Martin Creed retrospective to open at Hayward
Turner prize winner Martin Creed is to open his most comprehensive exhibition to date at London's Hayward Gallery on Wednesday.
What's The Point Of It? features more than 160 works by the internationally-renowned artist.
Creed won the Turner prize in 2001 for his now famous installation, The Lights Going On and Off.
The show includes Half the Air in a Given Space - a large walled area filled with nearly 7,000 balloons.
Visitors are invited to walk inside the room and move their way through a mass of white balloons and try to find their way back out again.
Another work, displayed on one of the Hayward's sculpture terraces overlooking London's Southbank, features a Ford Focus car - every few minutes the engine starts, the horn beeps, the doors and the bonnet open, the wipers start and the radio comes on. Then everything turns off again and the doors shut. And the cycle begins again.
The artist, who was born in Wakefield, brought up in Glasgow and studied at London's Slade School of Fine Art, is no stranger to publicity - nearly three million people around the country joined in with Creed's All The Bells mass bell-ringing on the opening day of London's Olympic games in 2012.
Yet Creed says of his latest opening: "I've done exhibitions before but nothing as scary as this."
Although described by many as a conceptual artist, Creed says: "I don't believe in conceptual art."
If asked to categorise his work, he would call it Expressionism: "Everything that everyone does is always an expression."
Many of the works on display include everyday objects being stacked on top of each other - boxes, chairs, planks of wood.
But when asked about one of his box installations, he says: "I don't think of it as a work of art."
He also admits to having reservations about how best to display his work.
"I'm suspicious of art galleries.

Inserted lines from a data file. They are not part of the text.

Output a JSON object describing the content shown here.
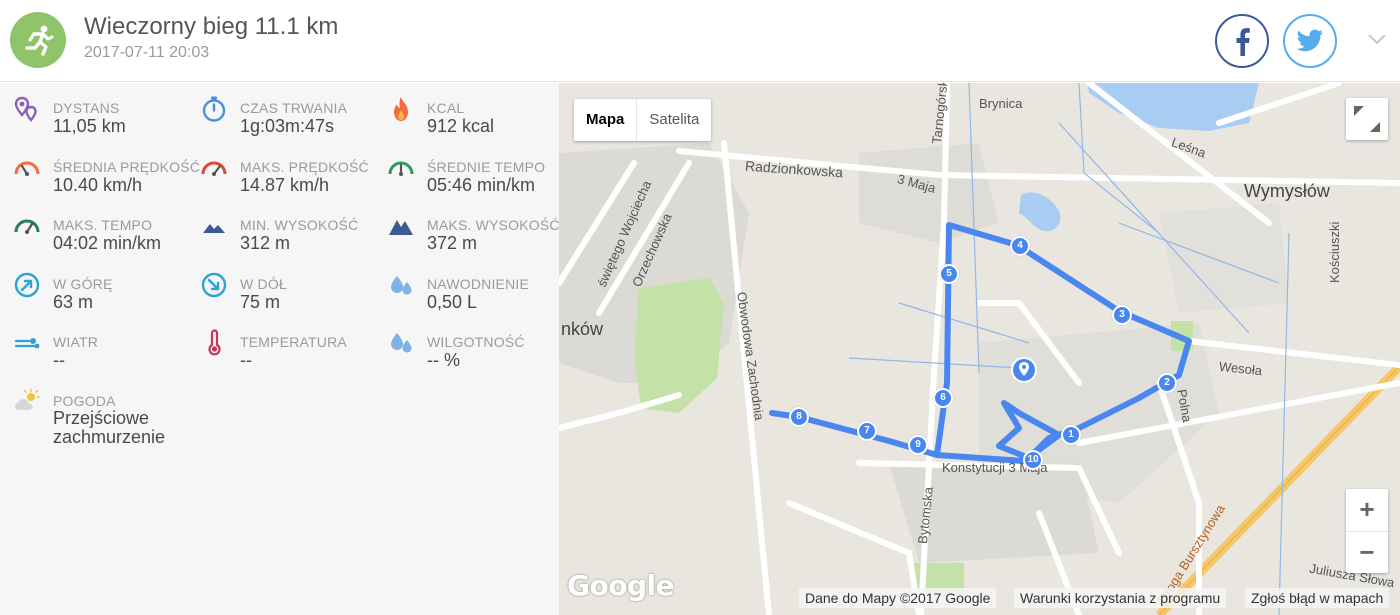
{
  "activity": {
    "title": "Wieczorny bieg 11.1 km",
    "date": "2017-07-11 20:03",
    "sport_icon": "running-icon",
    "accent": "#8fc46a"
  },
  "share": {
    "facebook_icon": "facebook-icon",
    "twitter_icon": "twitter-icon",
    "facebook_color": "#3b5998",
    "twitter_color": "#55acee"
  },
  "stats": [
    {
      "label": "DYSTANS",
      "value": "11,05 km",
      "icon": "distance-pin-icon"
    },
    {
      "label": "CZAS TRWANIA",
      "value": "1g:03m:47s",
      "icon": "stopwatch-icon"
    },
    {
      "label": "KCAL",
      "value": "912 kcal",
      "icon": "flame-icon"
    },
    {
      "label": "ŚREDNIA PRĘDKOŚĆ",
      "value": "10.40 km/h",
      "icon": "speedometer-icon"
    },
    {
      "label": "MAKS. PRĘDKOŚĆ",
      "value": "14.87 km/h",
      "icon": "speedometer-max-icon"
    },
    {
      "label": "ŚREDNIE TEMPO",
      "value": "05:46 min/km",
      "icon": "pace-gauge-icon"
    },
    {
      "label": "MAKS. TEMPO",
      "value": "04:02 min/km",
      "icon": "pace-max-icon"
    },
    {
      "label": "MIN. WYSOKOŚĆ",
      "value": "312 m",
      "icon": "mountain-min-icon"
    },
    {
      "label": "MAKS. WYSOKOŚĆ",
      "value": "372 m",
      "icon": "mountain-max-icon"
    },
    {
      "label": "W GÓRĘ",
      "value": "63 m",
      "icon": "arrow-up-right-icon"
    },
    {
      "label": "W DÓŁ",
      "value": "75 m",
      "icon": "arrow-down-right-icon"
    },
    {
      "label": "NAWODNIENIE",
      "value": "0,50 L",
      "icon": "water-drops-icon"
    },
    {
      "label": "WIATR",
      "value": "--",
      "icon": "wind-icon"
    },
    {
      "label": "TEMPERATURA",
      "value": "--",
      "icon": "thermometer-icon"
    },
    {
      "label": "WILGOTNOŚĆ",
      "value": "-- %",
      "icon": "humidity-icon"
    },
    {
      "label": "POGODA",
      "value": "Przejściowe zachmurzenie",
      "icon": "weather-partly-cloudy-icon"
    }
  ],
  "map": {
    "type_options": [
      "Mapa",
      "Satelita"
    ],
    "active_type": "Mapa",
    "zoom_in": "+",
    "zoom_out": "−",
    "google_logo": "Google",
    "attribution": "Dane do Mapy ©2017 Google",
    "terms": "Warunki korzystania z programu",
    "report": "Zgłoś błąd w mapach",
    "route_color": "#4a86f0",
    "labels": {
      "radzionkowska": "Radzionkowska",
      "tarnogorska": "Tarnogórska",
      "brynica": "Brynica",
      "trzeciego_maja": "3 Maja",
      "lesna": "Leśna",
      "wymyslow": "Wymysłów",
      "kosciuszki": "Kościuszki",
      "wojciecha": "świętego Wojciecha",
      "orzechowska": "Orzechowska",
      "obwodowa": "Obwodowa Zachodnia",
      "wesola": "Wesoła",
      "polna": "Polna",
      "konstytucji": "Konstytucji 3 Maja",
      "bytomska": "Bytomska",
      "bursztynowa": "Droga Bursztynowa",
      "juliusza": "Juliusza Słowa",
      "town_fragment": "nków"
    },
    "km_markers": [
      "1",
      "2",
      "3",
      "4",
      "5",
      "6",
      "7",
      "8",
      "9",
      "10"
    ]
  }
}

They are beautiful places that look good, anything can look good in a gallery to an extent.
"I feel a bit uneasy if it's a closed-off inward-looking place. I try to do my work outside as well," he adds - and the Hayward does seem to lend itself to his work with its open brutalist architecture and external sculpture platforms.
As visitors enter the exhibition, they are confronted by a huge steel structure with the word "mothers" written across it in neon letters - rotating 360 degrees, some taller patrons may have to duck at the right moment.
"I don't want to hurt anyone... but I think roads and railways are far more dangerous," Creed says.
The retrospective showcases the depth of the artist's work across many genres - his new album Mind Trap is also released on Wednesday - and his 2009 ballet, Work Number 1020, will be performed at the Queen Elizabeth Hall on 8 April. His band will also perform at the Royal Festival Hall on 8 February.
And sound is an important component of the exhibition, including Thirty-Nine Metronomes Beating Time, One At Every Speed - the loud ticking echoes around the neon mothers sign as you enter the gallery.
Ultimately, Creed says his aim is to work without boundaries: "I want to be free... I try to do things that I can live with having done."
So is there an answer to the exhibition's title - What's the Point of it?
"I don't know. It's a question I often ask myself. I don't really understand it but it means a lot to me."
Martin Creed: What's the Point of it? runs from 29 January until 27 April at the Hayward Gallery, London.